Workplace Issues

Advocating that “knowledge is most valuable when preserved,” recent research monetizes productivity losses due to unshared knowledge or unique knowledge and notes that lack of knowledge-sharing can cost companies millions. Workplace Knowledge and Productivity Report – Quantifies both the cost of losing “unique” knowledge due to employee turnover and the impact of unshared knowledge on employee productivity. This study found that improvements in knowledge-sharing may result in as much as $2 million in productivity savings for small firms, and $200 million or more for larger firms. (Panopto, 2018 – Note: registration required to download report)

Spotlight on: Debt

In this issue we take a special look at the increasing challenges workers face over debt, with new reports that provide statistics on debt levels and explore student loan repayment assistance as a valuable employee benefit. Deep Dive into Debt – Provides statistics on attitudes and behaviors towards debt, and its effect on financial wellbeing. Statistics include amounts and types of debt carried, average percent of total monthly income spent on expenses and discretionary expenses, and debt-to-savings ratios. (Northwestern Mutual, 2018) 2018 Student Loan Survey Report – Examines the value of offering student loan repayment benefits to employees.
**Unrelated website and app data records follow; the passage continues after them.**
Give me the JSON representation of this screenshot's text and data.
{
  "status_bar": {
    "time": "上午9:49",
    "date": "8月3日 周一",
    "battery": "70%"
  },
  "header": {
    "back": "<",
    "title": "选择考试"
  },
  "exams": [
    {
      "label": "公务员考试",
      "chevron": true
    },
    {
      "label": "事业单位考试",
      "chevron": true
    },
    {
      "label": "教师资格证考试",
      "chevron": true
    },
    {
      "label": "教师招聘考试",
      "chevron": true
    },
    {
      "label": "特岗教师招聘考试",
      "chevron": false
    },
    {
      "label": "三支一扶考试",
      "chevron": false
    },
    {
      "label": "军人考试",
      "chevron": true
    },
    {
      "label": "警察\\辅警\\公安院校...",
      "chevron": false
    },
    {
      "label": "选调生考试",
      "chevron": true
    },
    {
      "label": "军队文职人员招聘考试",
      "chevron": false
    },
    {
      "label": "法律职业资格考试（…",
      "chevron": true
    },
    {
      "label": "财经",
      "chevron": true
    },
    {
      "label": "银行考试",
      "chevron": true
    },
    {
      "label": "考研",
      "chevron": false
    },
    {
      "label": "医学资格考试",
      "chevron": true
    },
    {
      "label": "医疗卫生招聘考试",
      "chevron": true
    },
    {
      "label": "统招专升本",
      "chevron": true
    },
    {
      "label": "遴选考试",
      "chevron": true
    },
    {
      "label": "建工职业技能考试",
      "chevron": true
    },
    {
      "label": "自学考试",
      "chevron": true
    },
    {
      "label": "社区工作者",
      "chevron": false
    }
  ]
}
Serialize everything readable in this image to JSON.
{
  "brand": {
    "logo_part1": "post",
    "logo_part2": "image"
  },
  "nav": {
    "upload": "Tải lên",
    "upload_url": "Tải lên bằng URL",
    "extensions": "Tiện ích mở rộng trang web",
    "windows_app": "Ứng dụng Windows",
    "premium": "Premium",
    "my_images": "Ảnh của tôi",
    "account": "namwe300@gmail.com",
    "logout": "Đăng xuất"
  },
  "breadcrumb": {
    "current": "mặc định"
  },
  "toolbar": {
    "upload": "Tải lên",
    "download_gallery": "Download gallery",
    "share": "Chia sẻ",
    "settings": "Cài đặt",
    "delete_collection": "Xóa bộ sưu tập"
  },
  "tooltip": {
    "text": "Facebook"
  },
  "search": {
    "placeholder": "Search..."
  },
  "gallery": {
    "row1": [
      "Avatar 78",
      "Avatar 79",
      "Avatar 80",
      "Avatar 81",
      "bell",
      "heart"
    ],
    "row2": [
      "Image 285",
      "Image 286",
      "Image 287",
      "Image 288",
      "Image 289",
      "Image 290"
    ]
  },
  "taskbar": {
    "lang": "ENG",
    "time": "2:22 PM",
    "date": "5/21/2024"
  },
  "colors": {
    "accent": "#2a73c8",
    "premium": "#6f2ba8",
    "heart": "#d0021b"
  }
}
This survey of 1,000 student loan borrowers found that 80 percent would prefer to work for a company that offers student loan repayment benefits, a 10 percent increase from two years ago. Over half of respondents would prefer employer contributions to student loan debt over healthcare benefits, and 49 percent would choose such assistance over a 401(k) plan. (IonTuition, 2018 – Note: registration required to download report)


Employer Costs for Employee Compensation – Private industry employer costs for paid leave averaged $2.39 per hour worked or 7.0 percent of total compensation; supplemental pay averaged $1.32 or 3.8 percent; insurance benefits averaged $2.72 or 7.9 percent; retirement and savings averaged $1.35 or 3.9 percent; and legally required benefits averaged $2.64 per hour worked or 7.7 percent. Among major industry groups, retirement and savings benefit costs ranged from 21 cents per hour worked (1.5 percent of total compensation) for leisure and hospitality employees to $3.56 (6.1 percent) for information industry employees. (Bureau of Labor Statistics, reflecting data for June, 2018)


Employer costs per hour worked for employee compensation and costs as a percent of total compensation: all private industry workers
Compensation Component Cost Percent
 Total compensation $34.19 100.0
 Wages and salaries 23.78 69.6
 Total benefits 10.41 30.4
 Paid leave 2.39 7.0
 Vacation 1.24 3.6
 Holiday .71 2.1
 Sick .29 0.9
 Personal .14 0.2
 Supplemental pay 1.32 3.8
 Overtime & premium .29 0.8
 Shift differentials .07 0.2
 Nonproduction bonuses .96 2.8
 Insurance 2.72 7.9
 Life .04 0.1
 Health 2.56 7.5
 Short-term disability .06 0.2
 Long-term disability .05 0.1
 Retirement & savings 1.35 3.9
 Defined benefit .57 1.7
 Defined contribution .78 2.3
 Legally required benefits 2.64 7.7
 Social Security & Medicare 1.99 5.8
 Social Security 1.59 4.6
 Medicare .40 1.2
 Fed. unemployment insurance .04 0.1
 State unemployment insurance .16 0.5
 Workers compensation .46 1.3